“From watching her over the years, I’ve come to realise that floral art is not just a means to make a living, but more as a platform where art can flourish. She’s shown me that with the right skills, even the simplest bouquet of flowers can be beautiful,” says Chew, who plans to treat his mother to a meal on Mother’s Day.

Nor Aini with husband Mohd Niza Bakri and daughter Nurunnauroh Nazeyah on the Gunung Ledang hiking trail in Segamat, Johor. Photo: Nor Aini Mohd Apandi

To greater heights

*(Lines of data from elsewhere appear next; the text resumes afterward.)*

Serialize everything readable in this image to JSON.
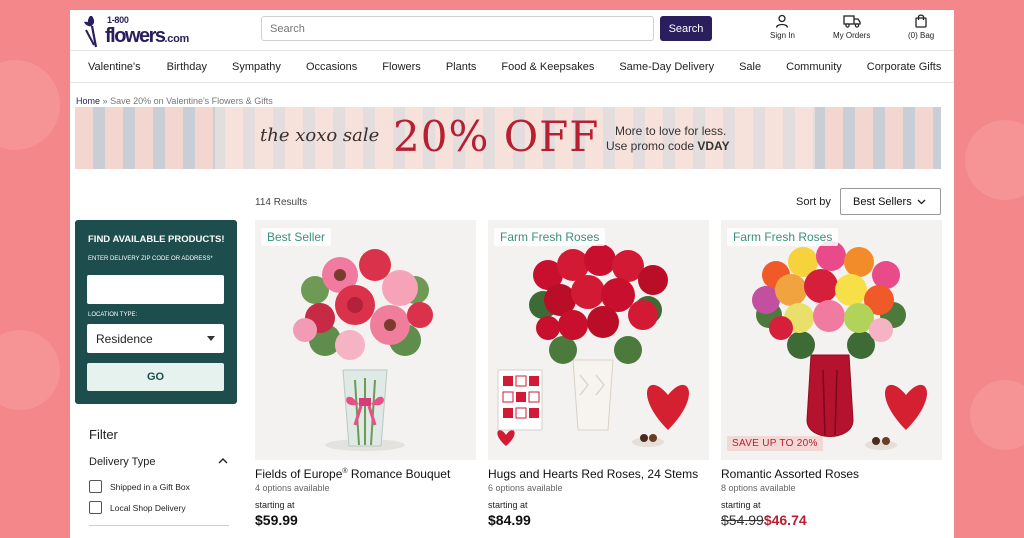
{
  "brand": {
    "logo_top": "1-800",
    "logo_main": "flowers",
    "logo_suffix": ".com"
  },
  "search": {
    "placeholder": "Search",
    "button_label": "Search"
  },
  "header_actions": [
    {
      "label": "Sign In",
      "icon": "user-icon"
    },
    {
      "label": "My Orders",
      "icon": "truck-icon"
    },
    {
      "label": "(0) Bag",
      "icon": "bag-icon"
    }
  ],
  "nav": [
    "Valentine's",
    "Birthday",
    "Sympathy",
    "Occasions",
    "Flowers",
    "Plants",
    "Food & Keepsakes",
    "Same-Day Delivery",
    "Sale",
    "Community",
    "Corporate Gifts"
  ],
  "breadcrumb": {
    "home": "Home",
    "separator": "»",
    "current": "Save 20% on Valentine's Flowers & Gifts"
  },
  "banner": {
    "script_text": "the xoxo sale",
    "headline": "20% OFF",
    "line1": "More to love for less.",
    "line2_prefix": "Use promo code ",
    "promo_code": "VDAY"
  },
  "results": {
    "count": "114 Results",
    "sort_label": "Sort by",
    "sort_value": "Best Sellers"
  },
  "finder": {
    "title": "FIND AVAILABLE PRODUCTS!",
    "zip_label": "ENTER DELIVERY ZIP CODE OR ADDRESS*",
    "zip_value": "",
    "location_label": "LOCATION TYPE:",
    "location_value": "Residence",
    "go_label": "GO"
  },
  "filter": {
    "title": "Filter",
    "group": "Delivery Type",
    "options": [
      "Shipped in a Gift Box",
      "Local Shop Delivery"
    ]
  },
  "products": [
    {
      "badge": "Best Seller",
      "name": "Fields of Europe",
      "name_mark": "®",
      "name_suffix": " Romance Bouquet",
      "options": "4 options available",
      "starting": "starting at",
      "price": "$59.99"
    },
    {
      "badge": "Farm Fresh Roses",
      "name": "Hugs and Hearts Red Roses, 24 Stems",
      "options": "6 options available",
      "starting": "starting at",
      "price": "$84.99"
    },
    {
      "badge": "Farm Fresh Roses",
      "sale_badge": "SAVE UP TO 20%",
      "name": "Romantic Assorted Roses",
      "options": "8 options available",
      "starting": "starting at",
      "old_price": "$54.99",
      "price": "$46.74"
    }
  ],
  "colors": {
    "brand": "#2a1e5c",
    "teal": "#1e4d4d",
    "sale_red": "#b52033",
    "badge_green": "#3b8f7c",
    "background": "#f4878a"
  }
}
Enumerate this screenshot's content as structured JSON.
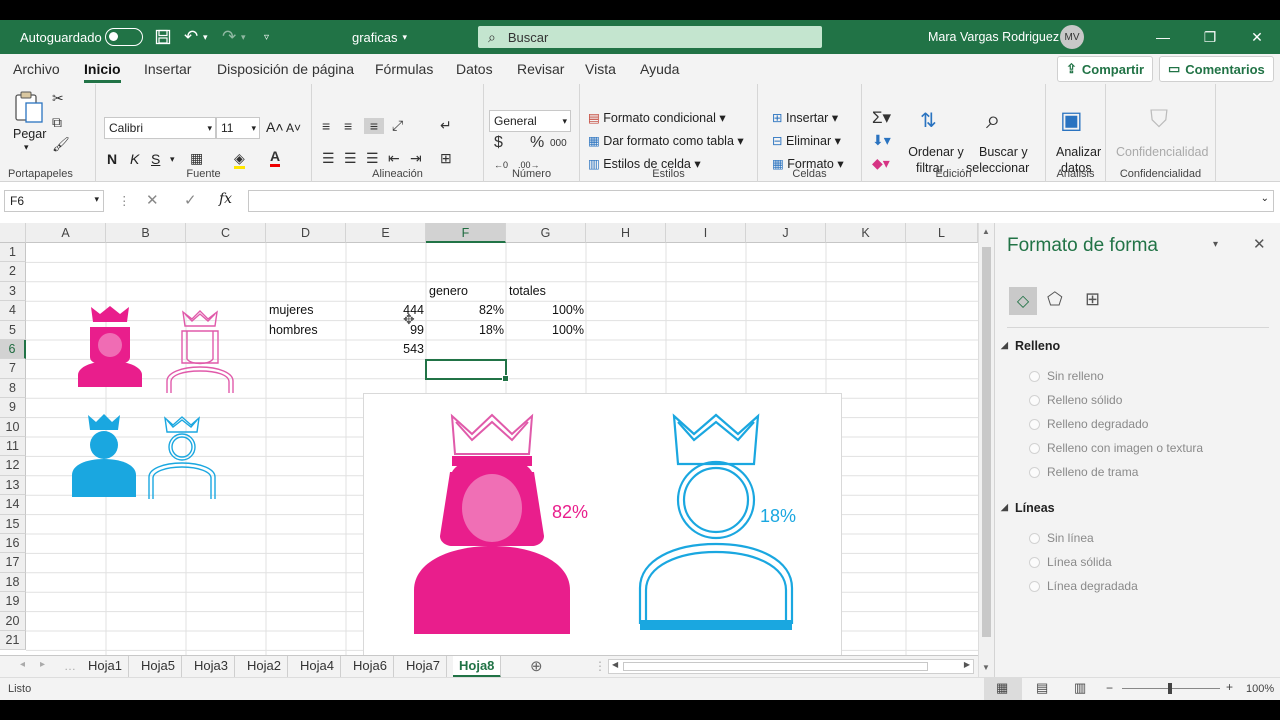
{
  "titlebar": {
    "autosave_label": "Autoguardado",
    "filename": "graficas",
    "search_placeholder": "Buscar",
    "user_name": "Mara Vargas Rodriguez",
    "user_initials": "MV"
  },
  "menu": {
    "tabs": [
      "Archivo",
      "Inicio",
      "Insertar",
      "Disposición de página",
      "Fórmulas",
      "Datos",
      "Revisar",
      "Vista",
      "Ayuda"
    ],
    "share": "Compartir",
    "comments": "Comentarios"
  },
  "ribbon": {
    "paste": "Pegar",
    "font_name": "Calibri",
    "font_size": "11",
    "bold": "N",
    "italic": "K",
    "underline": "S",
    "number_format": "General",
    "conditional": "Formato condicional",
    "as_table": "Dar formato como tabla",
    "cell_styles": "Estilos de celda",
    "insert": "Insertar",
    "delete": "Eliminar",
    "format": "Formato",
    "sort_filter_1": "Ordenar y",
    "sort_filter_2": "filtrar",
    "find_select_1": "Buscar y",
    "find_select_2": "seleccionar",
    "analyze_1": "Analizar",
    "analyze_2": "datos",
    "confidentiality": "Confidencialidad",
    "groups": {
      "clipboard": "Portapapeles",
      "font": "Fuente",
      "alignment": "Alineación",
      "number": "Número",
      "styles": "Estilos",
      "cells": "Celdas",
      "editing": "Edición",
      "analysis": "Análisis",
      "confidentiality": "Confidencialidad"
    }
  },
  "formula_bar": {
    "name_box": "F6",
    "fx": "fx",
    "content": ""
  },
  "grid": {
    "columns": [
      "A",
      "B",
      "C",
      "D",
      "E",
      "F",
      "G",
      "H",
      "I",
      "J",
      "K",
      "L"
    ],
    "rows": [
      "1",
      "2",
      "3",
      "4",
      "5",
      "6",
      "7",
      "8",
      "9",
      "10",
      "11",
      "12",
      "13",
      "14",
      "15",
      "16",
      "17",
      "18",
      "19",
      "20",
      "21"
    ],
    "cells": {
      "F2": "genero",
      "G2": "totales",
      "D3": "mujeres",
      "E3": "444",
      "F3": "82%",
      "G3": "100%",
      "D4": "hombres",
      "E4": "99",
      "F4": "18%",
      "G4": "100%",
      "E5": "543"
    },
    "selected_cell": "F6"
  },
  "chart": {
    "female_label": "82%",
    "male_label": "18%",
    "female_color": "#e91e8c",
    "male_color": "#1aa7e0"
  },
  "sheets": {
    "tabs": [
      "Hoja1",
      "Hoja5",
      "Hoja3",
      "Hoja2",
      "Hoja4",
      "Hoja6",
      "Hoja7",
      "Hoja8"
    ],
    "active": "Hoja8"
  },
  "status": {
    "mode": "Listo",
    "zoom": "100%"
  },
  "format_pane": {
    "title": "Formato de forma",
    "fill_section": "Relleno",
    "fill_options": [
      "Sin relleno",
      "Relleno sólido",
      "Relleno degradado",
      "Relleno con imagen o textura",
      "Relleno de trama"
    ],
    "line_section": "Líneas",
    "line_options": [
      "Sin línea",
      "Línea sólida",
      "Línea degradada"
    ]
  },
  "colors": {
    "excel_green": "#217346",
    "pink": "#e91e8c",
    "blue": "#1aa7e0"
  }
}
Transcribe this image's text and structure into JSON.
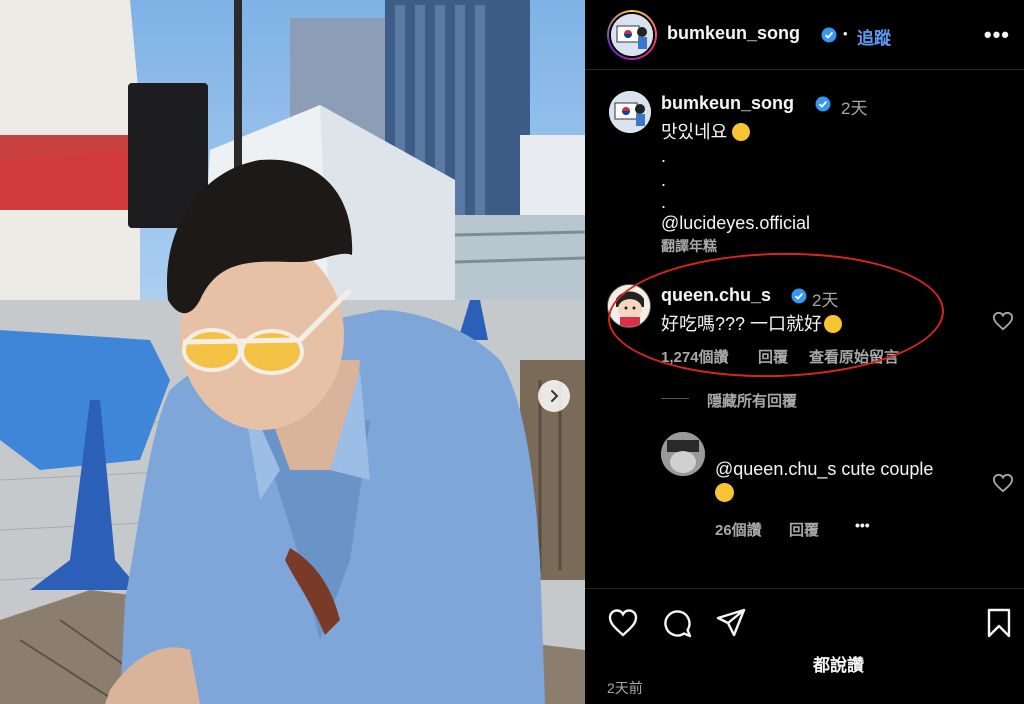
{
  "post": {
    "username": "bumkeun_song",
    "follow_label": "追蹤",
    "separator": "•",
    "more_label": "•••"
  },
  "caption": {
    "username": "bumkeun_song",
    "time": "2天",
    "line1": "맛있네요",
    "dot1": ".",
    "dot2": ".",
    "dot3": ".",
    "mention": "@lucideyes.official",
    "translate": "翻譯年糕"
  },
  "comment": {
    "username": "queen.chu_s",
    "time": "2天",
    "text": "好吃嗎??? 一口就好",
    "likes": "1,274個讚",
    "reply": "回覆",
    "view_original": "查看原始留言"
  },
  "hide_replies": "隱藏所有回覆",
  "reply": {
    "text": "@queen.chu_s cute couple",
    "likes": "26個讚",
    "reply": "回覆",
    "more": "•••"
  },
  "footer": {
    "likes_text": "都說讚",
    "date": "2天前"
  },
  "colors": {
    "accent_blue": "#5b9bf5",
    "verified_blue": "#3897f0",
    "annotation_red": "#d8261c"
  },
  "icons": [
    "heart-icon",
    "comment-icon",
    "share-icon",
    "bookmark-icon",
    "verified-icon",
    "chevron-right-icon"
  ]
}
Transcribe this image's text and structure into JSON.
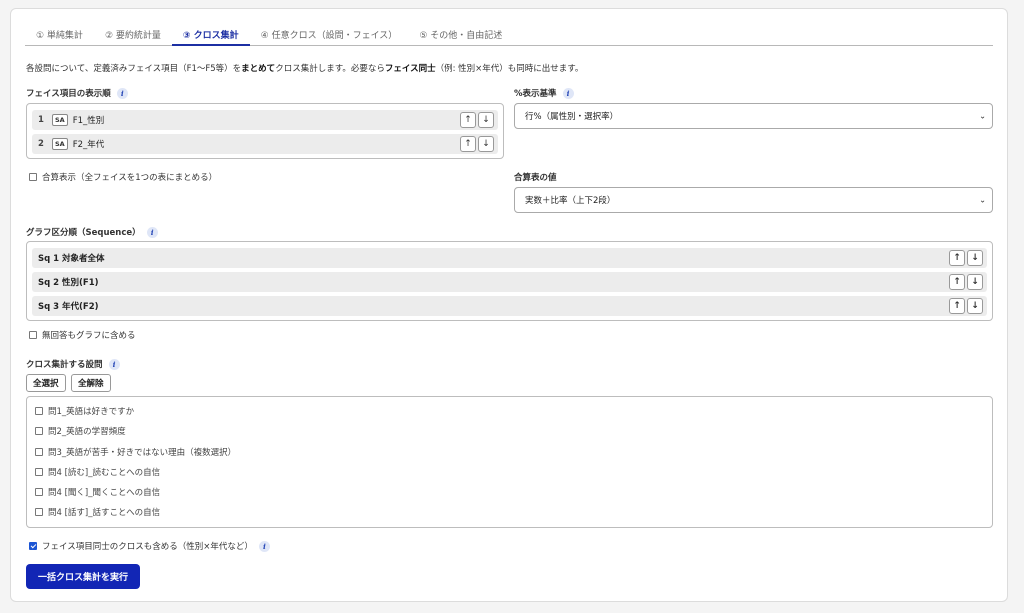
{
  "tabs": [
    {
      "label": "① 単純集計"
    },
    {
      "label": "② 要約統計量"
    },
    {
      "label": "③ クロス集計"
    },
    {
      "label": "④ 任意クロス（設問・フェイス）"
    },
    {
      "label": "⑤ その他・自由記述"
    }
  ],
  "description": {
    "part1": "各設問について、定義済みフェイス項目（F1〜F5等）を",
    "bold1": "まとめて",
    "part2": "クロス集計します。必要なら",
    "bold2": "フェイス同士",
    "part3": "（例: 性別×年代）も同時に出せます。"
  },
  "face_order": {
    "label": "フェイス項目の表示順",
    "items": [
      {
        "num": "1",
        "badge": "SA",
        "label": "F1_性別"
      },
      {
        "num": "2",
        "badge": "SA",
        "label": "F2_年代"
      }
    ]
  },
  "percent_base": {
    "label": "%表示基準",
    "value": "行%（属性別・選択率）"
  },
  "combined_display": {
    "label": "合算表示（全フェイスを1つの表にまとめる）",
    "checked": false
  },
  "combined_value": {
    "label": "合算表の値",
    "value": "実数＋比率（上下2段）"
  },
  "sequence": {
    "label": "グラフ区分順（Sequence）",
    "items": [
      {
        "label": "Sq 1  対象者全体"
      },
      {
        "label": "Sq 2  性別(F1)"
      },
      {
        "label": "Sq 3  年代(F2)"
      }
    ]
  },
  "include_no_answer": {
    "label": "無回答もグラフに含める",
    "checked": false
  },
  "questions": {
    "label": "クロス集計する設問",
    "select_all": "全選択",
    "clear_all": "全解除",
    "items": [
      {
        "label": "問1_英語は好きですか"
      },
      {
        "label": "問2_英語の学習頻度"
      },
      {
        "label": "問3_英語が苦手・好きではない理由（複数選択）"
      },
      {
        "label": "問4 [読む]_読むことへの自信"
      },
      {
        "label": "問4 [聞く]_聞くことへの自信"
      },
      {
        "label": "問4 [話す]_話すことへの自信"
      }
    ]
  },
  "face_cross": {
    "label": "フェイス項目同士のクロスも含める（性別×年代など）",
    "checked": true
  },
  "run_button": "一括クロス集計を実行",
  "arrows": {
    "up": "↑",
    "down": "↓"
  },
  "info_glyph": "i",
  "chevron": "⌄",
  "colors": {
    "accent": "#1c2fa3",
    "button": "#1226b5",
    "checkbox": "#1c55d4"
  }
}
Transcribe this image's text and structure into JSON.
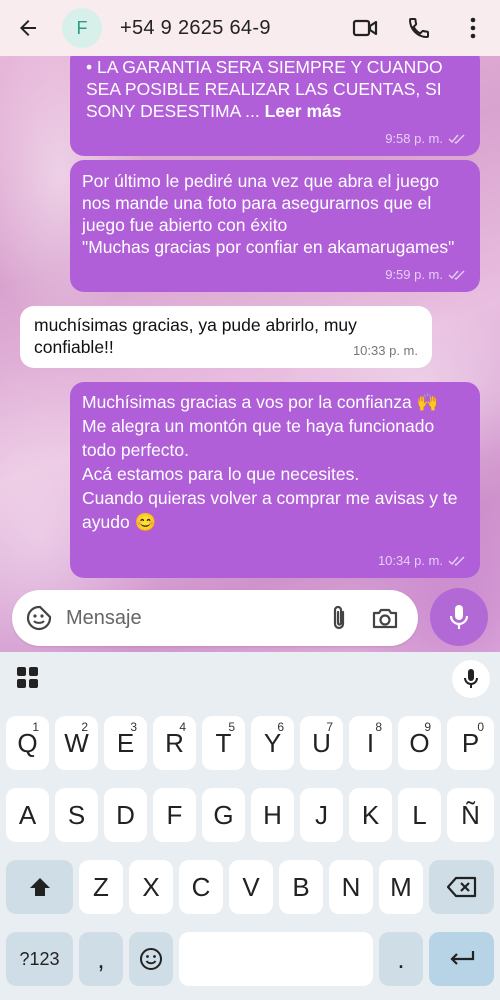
{
  "header": {
    "back_icon": "arrow-left-icon",
    "avatar_letter": "F",
    "contact_name": "+54 9 2625 64-9",
    "actions": [
      "video-call-icon",
      "phone-icon",
      "more-vert-icon"
    ]
  },
  "messages": [
    {
      "dir": "out",
      "text": "• LA GARANTIA SERA SIEMPRE Y CUANDO SEA POSIBLE REALIZAR LAS CUENTAS, SI SONY DESESTIMA ...",
      "read_more": "Leer más",
      "time": "9:58 p. m."
    },
    {
      "dir": "out",
      "text": "Por último le pediré una vez que abra el juego nos mande una foto para asegurarnos que el juego fue abierto con éxito\n\"Muchas gracias por confiar en akamarugames\"",
      "time": "9:59 p. m."
    },
    {
      "dir": "in",
      "text": "muchísimas gracias, ya pude abrirlo, muy confiable!!",
      "time": "10:33 p. m."
    },
    {
      "dir": "out",
      "text": "Muchísimas gracias a vos por la confianza 🙌\nMe alegra un montón que te haya funcionado todo perfecto.\nAcá estamos para lo que necesites.\nCuando quieras volver a comprar me avisas y te ayudo 😊",
      "time": "10:34 p. m."
    }
  ],
  "composer": {
    "placeholder": "Mensaje"
  },
  "keyboard": {
    "row1": [
      {
        "k": "Q",
        "n": "1"
      },
      {
        "k": "W",
        "n": "2"
      },
      {
        "k": "E",
        "n": "3"
      },
      {
        "k": "R",
        "n": "4"
      },
      {
        "k": "T",
        "n": "5"
      },
      {
        "k": "Y",
        "n": "6"
      },
      {
        "k": "U",
        "n": "7"
      },
      {
        "k": "I",
        "n": "8"
      },
      {
        "k": "O",
        "n": "9"
      },
      {
        "k": "P",
        "n": "0"
      }
    ],
    "row2": [
      "A",
      "S",
      "D",
      "F",
      "G",
      "H",
      "J",
      "K",
      "L",
      "Ñ"
    ],
    "row3": [
      "Z",
      "X",
      "C",
      "V",
      "B",
      "N",
      "M"
    ],
    "symbols": "?123",
    "comma": ",",
    "period": "."
  }
}
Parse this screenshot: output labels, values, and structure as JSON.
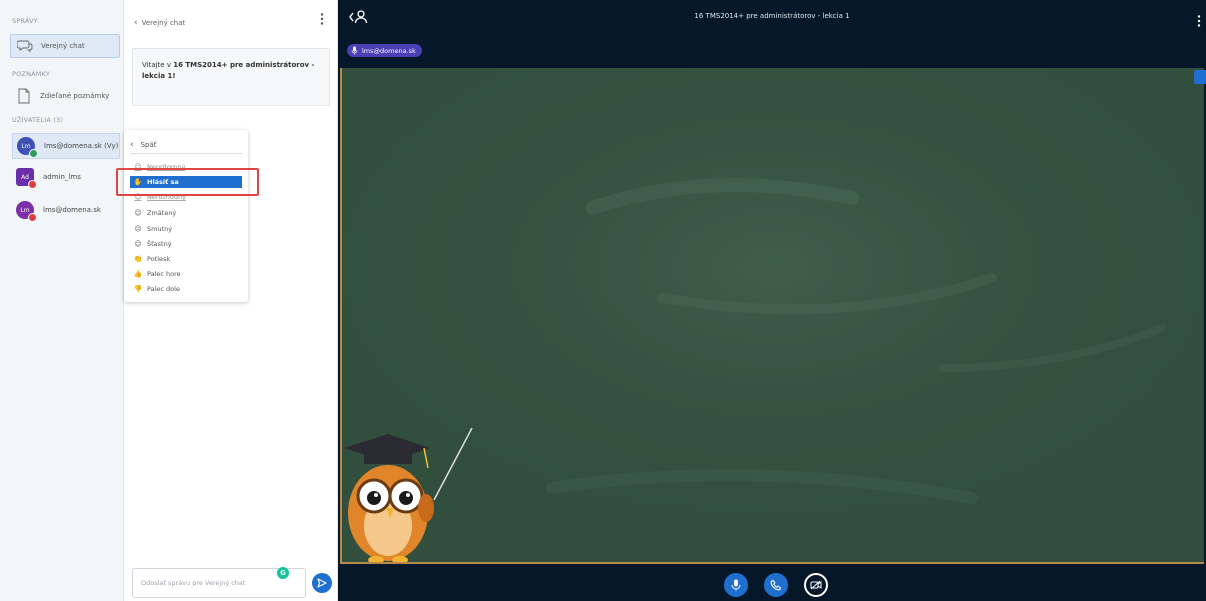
{
  "sidebar": {
    "messages_title": "SPRÁVY",
    "public_chat": "Verejný chat",
    "notes_title": "POZNÁMKY",
    "shared_notes": "Zdieľané poznámky",
    "users_title": "UŽÍVATELIA (3)",
    "users": [
      {
        "initials": "Lm",
        "name": "lms@domena.sk (Vy)",
        "color": "#3f51b5",
        "badge_color": "#2e9e5b",
        "active": true
      },
      {
        "initials": "Ad",
        "name": "admin_lms",
        "color": "#6a2fa8",
        "badge_color": "#e23b3b",
        "active": false
      },
      {
        "initials": "Lm",
        "name": "lms@domena.sk",
        "color": "#7b2fa8",
        "badge_color": "#e23b3b",
        "active": false
      }
    ]
  },
  "chat": {
    "title": "Verejný chat",
    "welcome_prefix": "Vitajte v ",
    "welcome_bold": "16 TMS2014+ pre administrátorov - lekcia 1!",
    "input_placeholder": "Odoslať správu pre Verejný chat",
    "emoji_menu": {
      "back_label": "Späť",
      "items": [
        {
          "icon": "☺",
          "label": "Neprítomný",
          "state": "dim"
        },
        {
          "icon": "✋",
          "label": "Hlásiť sa",
          "state": "selected"
        },
        {
          "icon": "☺",
          "label": "Nerozhodný",
          "state": "dim"
        },
        {
          "icon": "☺",
          "label": "Zmätený",
          "state": "normal"
        },
        {
          "icon": "☹",
          "label": "Smutný",
          "state": "normal"
        },
        {
          "icon": "☺",
          "label": "Šťastný",
          "state": "normal"
        },
        {
          "icon": "👏",
          "label": "Potlesk",
          "state": "normal"
        },
        {
          "icon": "👍",
          "label": "Palec hore",
          "state": "normal"
        },
        {
          "icon": "👎",
          "label": "Palec dole",
          "state": "normal"
        }
      ]
    }
  },
  "presentation": {
    "title": "16 TMS2014+ pre administrátorov - lekcia 1",
    "talker": "lms@domena.sk"
  },
  "colors": {
    "accent": "#1e6fcf",
    "board": "#324f3d",
    "topbar": "#06172a",
    "highlight": "#e04545"
  }
}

Concerned that her daughter was not exercising enough, Nor Aini Mohd Apandi – a teacher from SK Panglima Adnan in Port Dickson, Negri Sembilan and a the mother of four – decided to introduce Nurunnauroh Nazeyah Mohd Niza, 11, to the wonders of the outdoors.

“Nurunnauroh is a homely girl. She likes to bake, keep house, and occasionally play badminton with her brothers. I felt she needed to soak up some sun and have fun outdoors,” says Nor Aini, 46.

In 2016, Nor Aini took her daughter hiking. Today, both mother and child are both outdoor enthusiasts. “These days, Nurunnauroh is the first to wake up and get ready before our morning hike. We go hiking almost every Saturday with a group of friends,” she says.

Our favourite hiking trails in Negri Sembilan include Bukit Batu Putih in Port Dickson, Gunung Angsi in Seremban, Gunung Datuk in Rembau and Gunung Besar Hantu in Jelebu.”

They have also left their footprints on numerous trails including Bukit Tabur at Bukit Melawati, Kuala Lumpur;  Gunung Ledang in Tangkak, Johor; and Pine Tree Hill in Fraser Hill’s, Selangor. Among her siblings, Nurunnauroh is the only child who accompanies her parents on hikes.

“My older brothers usually go on hiking expeditions and other sports activities with their friends. I love being with Ibu and Ayah on hiking trips. I’ve learnt so much from them including survival tips and identifying dangerous plant species,” says Nurunnauroh, a Year 5 student from SK Panglima Adnan.

Aini says hiking has strengthen her bond with her daughter. She’s happy that Nurunnauroh has grown into an independent and mature girl. “Through hiking, she’s learning so much about the environment. She can identify different plant species and is aware of its medicinal properties too.

Parents should allocate time with their children for outdoor activities. It can be anything, from a visit to the park or zoo to going camping. It’s a great way for children to appreciate nature while building a close family relationship.”